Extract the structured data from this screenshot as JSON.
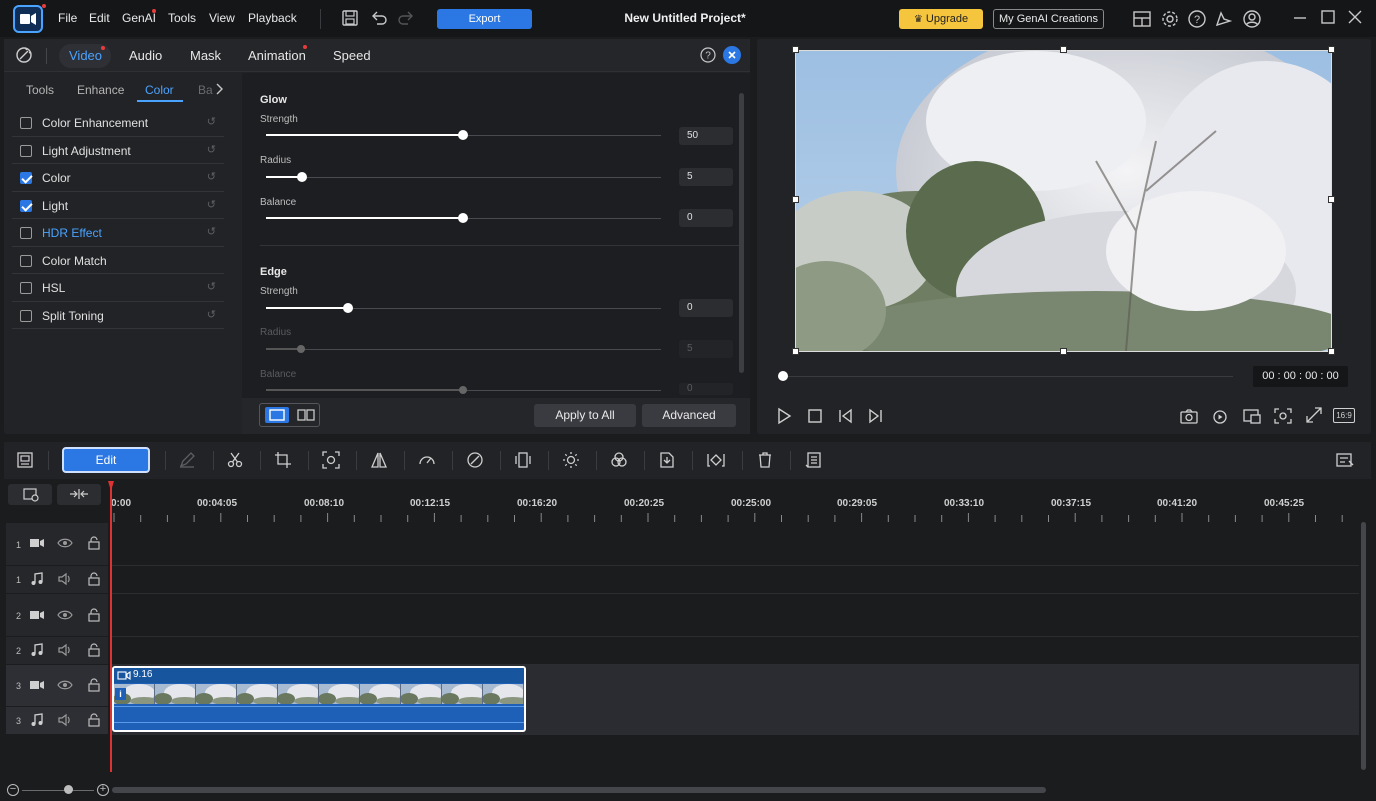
{
  "app": {
    "menu": [
      "File",
      "Edit",
      "GenAI",
      "Tools",
      "View",
      "Playback"
    ],
    "export_label": "Export",
    "project_title": "New Untitled Project*",
    "upgrade_label": "Upgrade",
    "genai_creations_label": "My GenAI Creations"
  },
  "panel": {
    "tabs": [
      "Video",
      "Audio",
      "Mask",
      "Animation",
      "Speed"
    ],
    "active_tab": "Video",
    "subtabs": [
      "Tools",
      "Enhance",
      "Color",
      "Ba"
    ],
    "active_subtab": "Color",
    "effects": [
      {
        "label": "Color Enhancement",
        "checked": false
      },
      {
        "label": "Light Adjustment",
        "checked": false
      },
      {
        "label": "Color",
        "checked": true
      },
      {
        "label": "Light",
        "checked": true
      },
      {
        "label": "HDR Effect",
        "checked": false,
        "highlight": true
      },
      {
        "label": "Color Match",
        "checked": false
      },
      {
        "label": "HSL",
        "checked": false
      },
      {
        "label": "Split Toning",
        "checked": false
      }
    ],
    "glow": {
      "title": "Glow",
      "strength_label": "Strength",
      "strength": "50",
      "radius_label": "Radius",
      "radius": "5",
      "balance_label": "Balance",
      "balance": "0"
    },
    "edge": {
      "title": "Edge",
      "strength_label": "Strength",
      "strength": "0",
      "radius_label": "Radius",
      "radius": "5",
      "balance_label": "Balance",
      "balance": "0"
    },
    "apply_all_label": "Apply to All",
    "advanced_label": "Advanced"
  },
  "preview": {
    "timecode": "00 : 00 : 00 : 00",
    "aspect_label": "16:9"
  },
  "timeline": {
    "edit_label": "Edit",
    "ruler": [
      "0:00",
      "00:04:05",
      "00:08:10",
      "00:12:15",
      "00:16:20",
      "00:20:25",
      "00:25:00",
      "00:29:05",
      "00:33:10",
      "00:37:15",
      "00:41:20",
      "00:45:25"
    ],
    "tracks": [
      {
        "num": "1",
        "type": "video"
      },
      {
        "num": "1",
        "type": "audio"
      },
      {
        "num": "2",
        "type": "video"
      },
      {
        "num": "2",
        "type": "audio"
      },
      {
        "num": "3",
        "type": "video"
      },
      {
        "num": "3",
        "type": "audio"
      }
    ],
    "clip_label": "9.16"
  },
  "colors": {
    "accent": "#2b78e4",
    "upgrade": "#f5c53d",
    "playhead": "#dd3333"
  }
}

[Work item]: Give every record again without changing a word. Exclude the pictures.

[Expected answer]:
Extract the structured data from this screenshot as JSON.
{
  "app": {
    "menu": [
      "File",
      "Edit",
      "GenAI",
      "Tools",
      "View",
      "Playback"
    ],
    "export_label": "Export",
    "project_title": "New Untitled Project*",
    "upgrade_label": "Upgrade",
    "genai_creations_label": "My GenAI Creations"
  },
  "panel": {
    "tabs": [
      "Video",
      "Audio",
      "Mask",
      "Animation",
      "Speed"
    ],
    "active_tab": "Video",
    "subtabs": [
      "Tools",
      "Enhance",
      "Color",
      "Ba"
    ],
    "active_subtab": "Color",
    "effects": [
      {
        "label": "Color Enhancement",
        "checked": false
      },
      {
        "label": "Light Adjustment",
        "checked": false
      },
      {
        "label": "Color",
        "checked": true
      },
      {
        "label": "Light",
        "checked": true
      },
      {
        "label": "HDR Effect",
        "checked": false,
        "highlight": true
      },
      {
        "label": "Color Match",
        "checked": false
      },
      {
        "label": "HSL",
        "checked": false
      },
      {
        "label": "Split Toning",
        "checked": false
      }
    ],
    "glow": {
      "title": "Glow",
      "strength_label": "Strength",
      "strength": "50",
      "radius_label": "Radius",
      "radius": "5",
      "balance_label": "Balance",
      "balance": "0"
    },
    "edge": {
      "title": "Edge",
      "strength_label": "Strength",
      "strength": "0",
      "radius_label": "Radius",
      "radius": "5",
      "balance_label": "Balance",
      "balance": "0"
    },
    "apply_all_label": "Apply to All",
    "advanced_label": "Advanced"
  },
  "preview": {
    "timecode": "00 : 00 : 00 : 00",
    "aspect_label": "16:9"
  },
  "timeline": {
    "edit_label": "Edit",
    "ruler": [
      "0:00",
      "00:04:05",
      "00:08:10",
      "00:12:15",
      "00:16:20",
      "00:20:25",
      "00:25:00",
      "00:29:05",
      "00:33:10",
      "00:37:15",
      "00:41:20",
      "00:45:25"
    ],
    "tracks": [
      {
        "num": "1",
        "type": "video"
      },
      {
        "num": "1",
        "type": "audio"
      },
      {
        "num": "2",
        "type": "video"
      },
      {
        "num": "2",
        "type": "audio"
      },
      {
        "num": "3",
        "type": "video"
      },
      {
        "num": "3",
        "type": "audio"
      }
    ],
    "clip_label": "9.16"
  },
  "colors": {
    "accent": "#2b78e4",
    "upgrade": "#f5c53d",
    "playhead": "#dd3333"
  }
}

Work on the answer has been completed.